Some fan forums read that the season definitely has to be stopped. Do you think there could be a permanent withdrawal from football? That we will land again in the 80s? There were 15,000, 18,000 people in the stadium.
I am divided. There are many people who accept professional football as it has developed. We love football, somehow. He has grown dear to us. Of course, you try to do everything you can to make it the way it may have been. I regularly speak to people who say: man, we want to take care of our home club again. They go down to the district league and eat their sausages there, and it is cozy there and there is no stress, and that is football in its purest form – as we knew it as children or as we knew it from those who used to be in it played in a small club.
However, the reality is simply that football is the number one sport in the world, and I cannot imagine that it will no longer exist in this way. But of course it would be nice if you could turn the adjusting screws a bit.
Where would the screws be?
These sums would have to be reduced. And the clubs that are ultimately responsible for the whole system would have to change their concept fundamentally. You would have to build up reserves. That may be what the crisis could entail. They should say to themselves: man, we lived from hand to mouth. They have had insane sums of money, and in the best case a club has not only invested in legs, but occasionally also in stones.
But that does not generate a return, Mr. von Thurn and Taxis.
Yes, there is no return. Yes. You are right there. I don’t know about you, but it makes me speechless to say: Okay, we’ll continue to play with eight to ten clubs. The others live from hand to mouth. How do you see that?
Yes, they do because they are forced to keep up. And this scenario is really threatening.
The scenario threatens. I don’t want to speak of the third division or even lower classes. It is clear: there will be a number of clubs that cannot live on for months. That’s why we now come to the ghost games. I can understand very well that one says: We have to end the season somehow under all circumstances, and in order to make ends meet, we need ghost games. The different scenarios that you design – tournament mode and so on – are basically absurd. But it shows how urgent it is to keep things going.
I think there are many starting points for criticism as far as the football business is concerned. Many say the players are overwhelmed. There are far too many games. And there is too much money. And many viewers are deeply frustrated. Ultimately, if you weren’t very knowledgeable, you could say it’s apocalyptic. It is ruining, as you just said. On the other hand, I don’t want to imagine that.
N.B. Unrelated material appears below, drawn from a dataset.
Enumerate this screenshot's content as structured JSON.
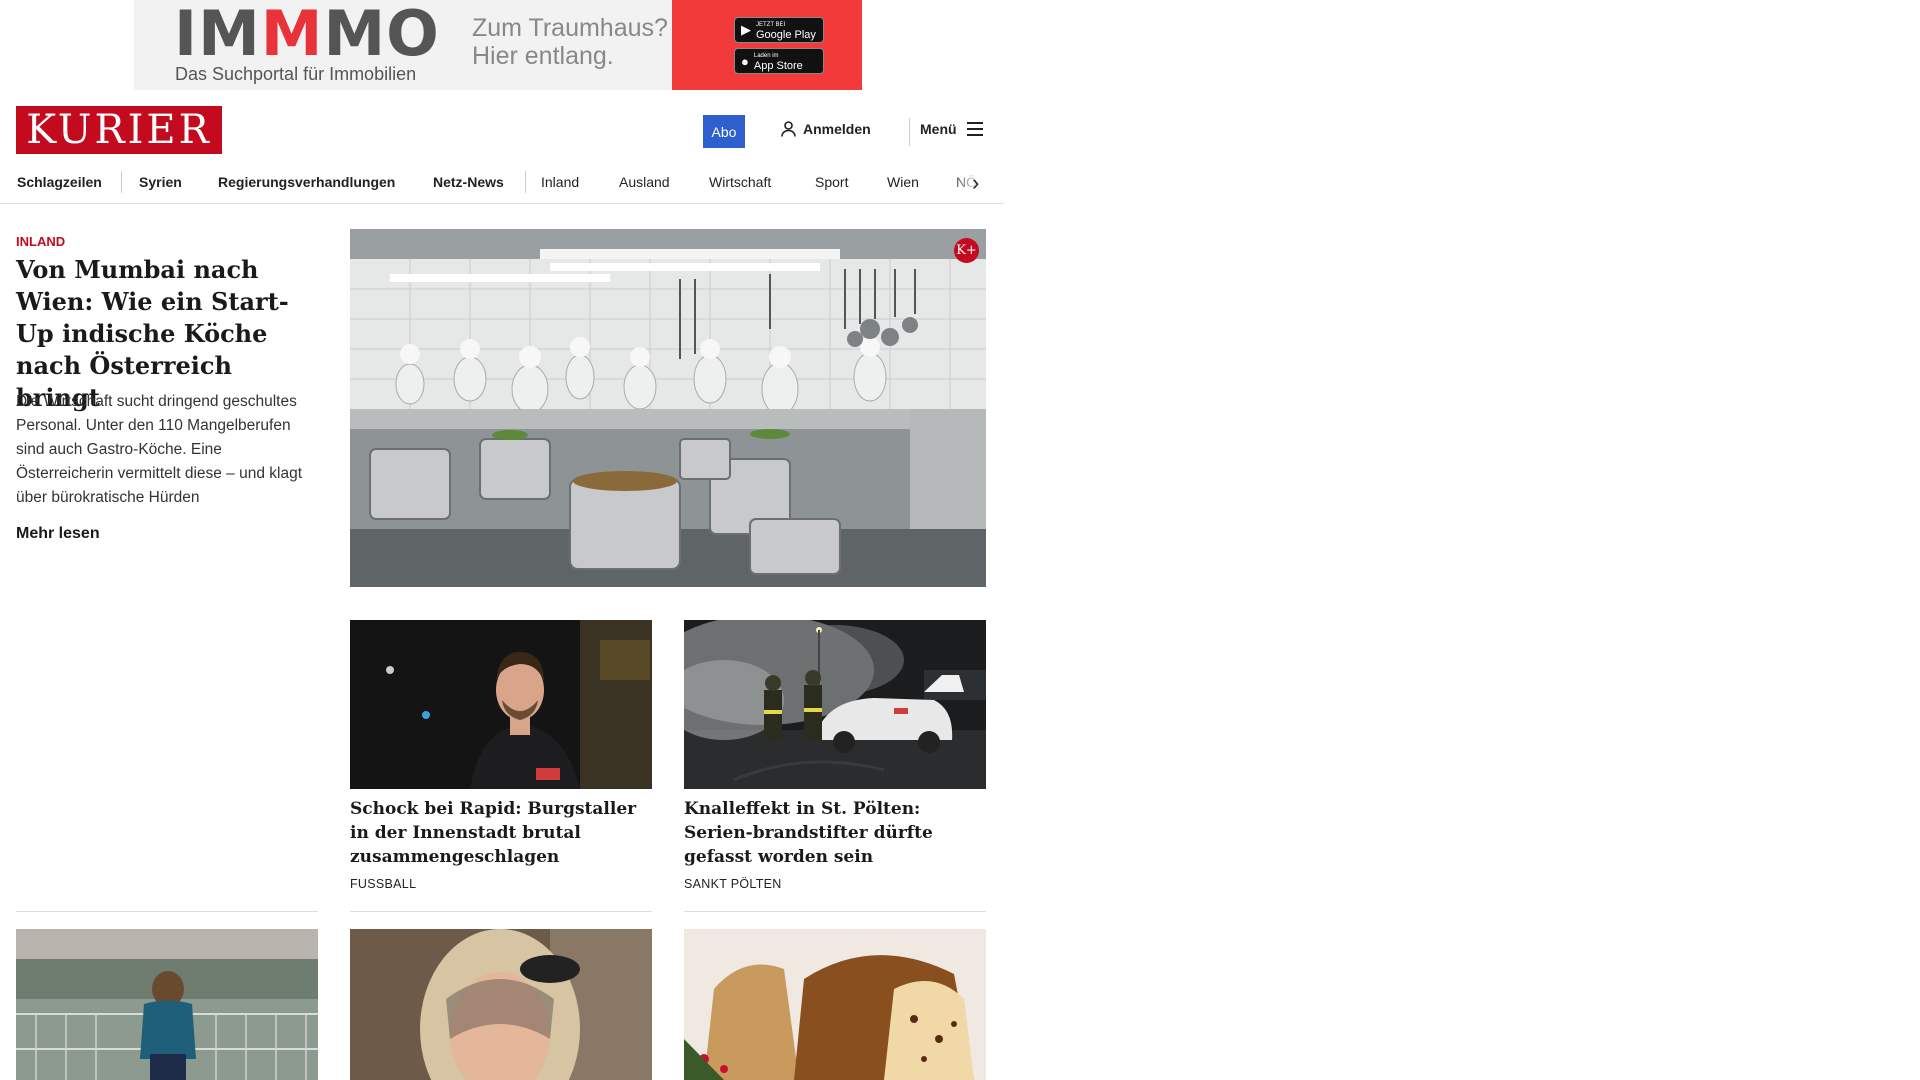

Because soccer is so strong and because there are so many people who love soccer in a mysterious way, so I think that maybe, in a different form – but I can’t offer you a solution – , will go on. However, a point has been reached at which one really says: Yes, well, uh … It is high time that we started to think about how we will do this in the future.
Perplexity is a good opportunity to change your mind.
Yes! I believe that very well. However, if you hear the soccer bosses talking at the moment – they come along like the politicians. They are all in a crisis tunnel. It’s about survival. Out of necessity, you have to consider how to redesign football. If you look at Infantino (FIFA President, jW) sees – what else he wants! And then of course the question arises: Will Bayern Munich and Borussia Dortmund play in a superleague at some point? I think that will go in that direction. The background talks have been going on for a long time. Even if Rummenigge and Watzke (chief executive officer Bayern Munich and managing director Borussia Dortmund, jW) a little bit outside, I could imagine that we will have this super league in the foreseeable future.
That would be monopoly football.
Then the football would be finally removed from any traction. But that will also somehow continue. That is relatively difficult to imagine, but we have ridden ourselves into this situation with these sums. And I tell you very frankly: In the end, the television industry has to take responsibility for this. I have it with me Sky noticed. I was at the 1971 Bavarian radio started, and at that time the ARD Complicated negotiations with Wilhelm Neudecker, the president of FC Bayern, about whether you could broadcast a European Cup game for 200,000 Deutschmarks. And I saw how all the sums went up as a result. Even then we asked ourselves: How is that going to continue? And now (laughs) we are where we are.
But you see, Mr. Roth: In the end, football can only be tamed by a virus.